This reality is due in part to a lack of monetary and humanitarian aid. On Sept. 20 the U.S. government pledged $60 million in storm aid following, but estimated damages tally “in the billions,” Federal Emergency Management Agency administrator Deanne Criswell told The New York Times. The States’ recent $60-million promise underwhelmed many Puerto Ricans, especially given the U.S. has distributed under half of the $42.7 billion it promised the island five years ago in the wake of Maria.

Under the Jones Act, which limits the transportation of cargo from U.S. ports to U.S. owned ships, Puerto Rico can only receive aid provided by the U.S. government, which slows rebuilding processes and limits resource distribution. President Joe Biden temporarily lifted the act following Fiona, which prompted many to call for the end of the law altogether.

“We could get so much aid if it wasn’t a temporary lift—if it was just lifted completely—but the United States makes money off disaster,” Roqueta said. 

Because of the slow distribution of humanitarian and infrastructural aid, Roqueta encouraged those who are able to donate to community service organizations like Techos Pa’ Mi Gente, Taller Salud, and Casa Pueblo, which provide on-ground assistance to communities and individuals in need.

As Puerto Ricans work together to fix property and access electricity and water, residents also support each other emotionally. It was difficult for Sosa to be in Boston when the hurricane hit, as she wanted to be on the island to support her family and friends. Instead, she found community in AMIGOS and comfort in outreach from the Emerson administration.

“I saw an email reaching out to Puerto Ricans about the hurricane,” Sosa said. “It was cool to know the school was aware it was happening and affecting students. I found it really cool that they care for us.”

Matos also received the email and felt grateful for the visibility Puerto Rico received after Fiona. While she’s experiencing the hurricane from the continental U.S. instead of at home, she said it’s nice to know she’s not alone.

While they are currently in the Netherlands, Roqueta expressed gratitude for the community they have in Puerto Rico.
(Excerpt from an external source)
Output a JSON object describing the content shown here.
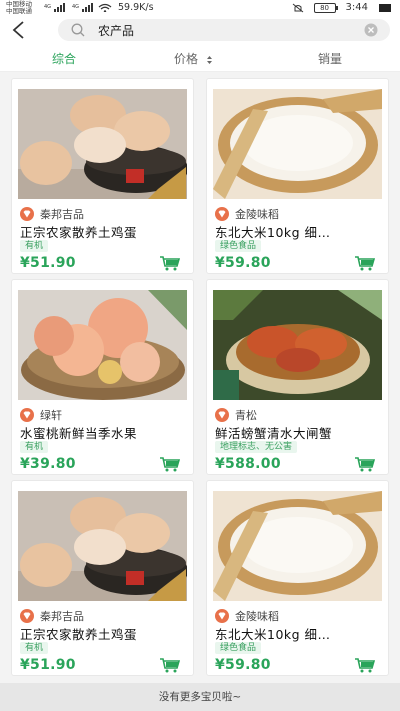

They said not many people understand the reality of living through a hurricane and the community bonding that follows storms like Maria and Fiona.

“We have great neighbors and a big community that really looks out for each other,” Roqueta said. “Everybody checks in on each other and calls everybody’s family to make sure they know they’re okay.”